### Directions
Locate every line below that contains the word "Specify" and copy it.

━━━━━ Stored data

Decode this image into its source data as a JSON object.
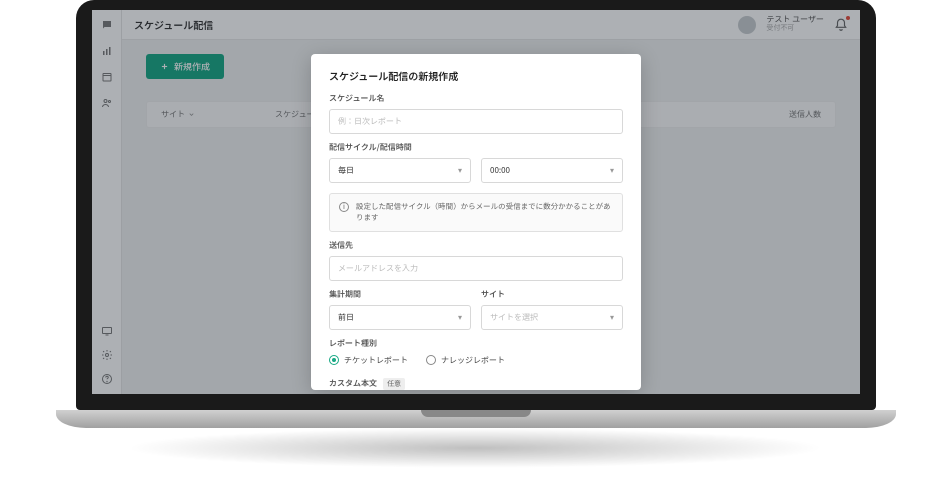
{
  "header": {
    "page_title": "スケジュール配信",
    "user_name": "テスト ユーザー",
    "user_status": "受付不可"
  },
  "content": {
    "new_button": "新規作成",
    "table": {
      "col_site": "サイト",
      "col_schedule": "スケジュー…",
      "col_recipients": "送信人数"
    }
  },
  "modal": {
    "title": "スケジュール配信の新規作成",
    "schedule_name_label": "スケジュール名",
    "schedule_name_placeholder": "例：日次レポート",
    "cycle_label": "配信サイクル/配信時間",
    "cycle_value": "毎日",
    "time_value": "00:00",
    "info_text": "設定した配信サイクル（時間）からメールの受信までに数分かかることがあります",
    "recipients_label": "送信先",
    "recipients_placeholder": "メールアドレスを入力",
    "period_label": "集計期間",
    "period_value": "前日",
    "site_label": "サイト",
    "site_placeholder": "サイトを選択",
    "report_type_label": "レポート種別",
    "report_ticket": "チケットレポート",
    "report_knowledge": "ナレッジレポート",
    "custom_body_label": "カスタム本文",
    "custom_body_badge": "任意"
  }
}
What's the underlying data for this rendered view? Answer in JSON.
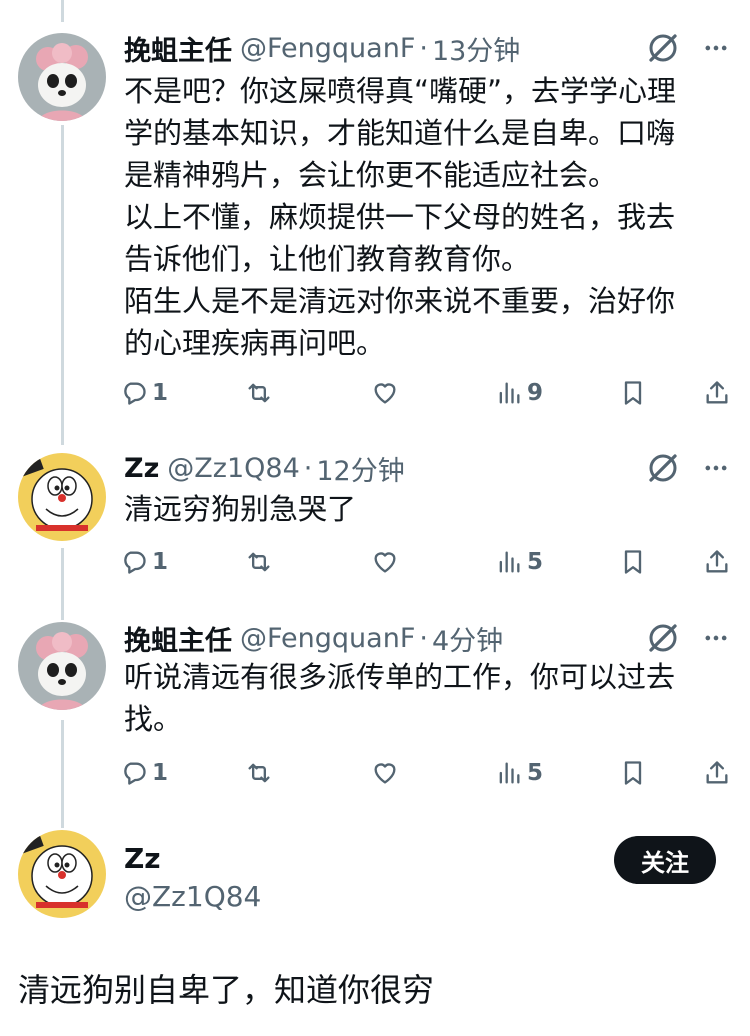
{
  "tweets": [
    {
      "name": "挽蛆主任",
      "handle": "@FengquanF",
      "time": "13分钟",
      "text": "不是吧？你这屎喷得真“嘴硬”，去学学心理\n学的基本知识，才能知道什么是自卑。口嗨\n是精神鸦片，会让你更不能适应社会。\n以上不懂，麻烦提供一下父母的姓名，我去\n告诉他们，让他们教育教育你。\n陌生人是不是清远对你来说不重要，治好你\n的心理疾病再问吧。",
      "replies": "1",
      "views": "9"
    },
    {
      "name": "Zz",
      "handle": "@Zz1Q84",
      "time": "12分钟",
      "text": "清远穷狗别急哭了",
      "replies": "1",
      "views": "5"
    },
    {
      "name": "挽蛆主任",
      "handle": "@FengquanF",
      "time": "4分钟",
      "text": "听说清远有很多派传单的工作，你可以过去\n找。",
      "replies": "1",
      "views": "5"
    }
  ],
  "separator": "·",
  "main": {
    "name": "Zz",
    "handle": "@Zz1Q84",
    "follow_label": "关注",
    "text": "清远狗别自卑了，知道你很穷"
  },
  "icons": [
    "grok-icon",
    "more-icon",
    "reply-icon",
    "retweet-icon",
    "like-icon",
    "views-icon",
    "bookmark-icon",
    "share-icon"
  ]
}
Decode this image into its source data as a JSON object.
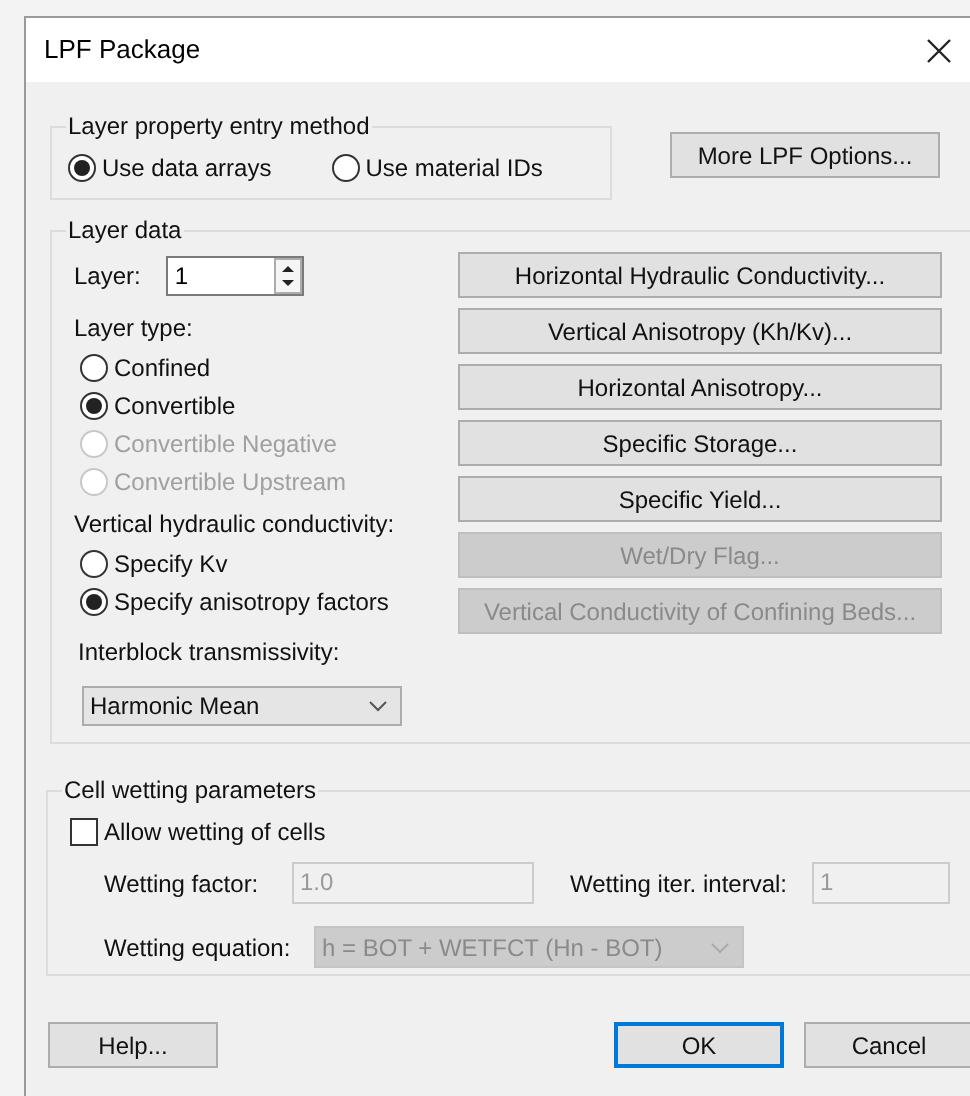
{
  "window": {
    "title": "LPF Package"
  },
  "entry_method": {
    "label": "Layer property entry method",
    "options": [
      {
        "label": "Use data arrays",
        "selected": true
      },
      {
        "label": "Use material IDs",
        "selected": false
      }
    ],
    "more_button": "More LPF Options..."
  },
  "layer_data": {
    "label": "Layer data",
    "layer_label": "Layer:",
    "layer_value": "1",
    "layer_type_label": "Layer type:",
    "layer_types": [
      {
        "label": "Confined",
        "selected": false,
        "disabled": false
      },
      {
        "label": "Convertible",
        "selected": true,
        "disabled": false
      },
      {
        "label": "Convertible Negative",
        "selected": false,
        "disabled": true
      },
      {
        "label": "Convertible Upstream",
        "selected": false,
        "disabled": true
      }
    ],
    "vk_label": "Vertical hydraulic conductivity:",
    "vk_options": [
      {
        "label": "Specify Kv",
        "selected": false,
        "disabled": false
      },
      {
        "label": "Specify anisotropy factors",
        "selected": true,
        "disabled": false
      }
    ],
    "interblock_label": "Interblock transmissivity:",
    "interblock_value": "Harmonic Mean",
    "buttons": [
      {
        "label": "Horizontal Hydraulic Conductivity...",
        "disabled": false
      },
      {
        "label": "Vertical Anisotropy (Kh/Kv)...",
        "disabled": false
      },
      {
        "label": "Horizontal Anisotropy...",
        "disabled": false
      },
      {
        "label": "Specific Storage...",
        "disabled": false
      },
      {
        "label": "Specific Yield...",
        "disabled": false
      },
      {
        "label": "Wet/Dry Flag...",
        "disabled": true
      },
      {
        "label": "Vertical Conductivity of Confining Beds...",
        "disabled": true
      }
    ]
  },
  "cell_wetting": {
    "label": "Cell wetting parameters",
    "allow": {
      "label": "Allow wetting of cells",
      "checked": false
    },
    "disabled": true,
    "factor_label": "Wetting factor:",
    "factor_value": "1.0",
    "interval_label": "Wetting iter. interval:",
    "interval_value": "1",
    "equation_label": "Wetting equation:",
    "equation_value": "h = BOT + WETFCT (Hn - BOT)"
  },
  "footer_buttons": [
    {
      "label": "Help...",
      "default": false
    },
    {
      "label": "OK",
      "default": true
    },
    {
      "label": "Cancel",
      "default": false
    }
  ]
}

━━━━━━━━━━

### Exercise output
        "label": "Specify Kv",
        "label": "Specify anisotropy factors",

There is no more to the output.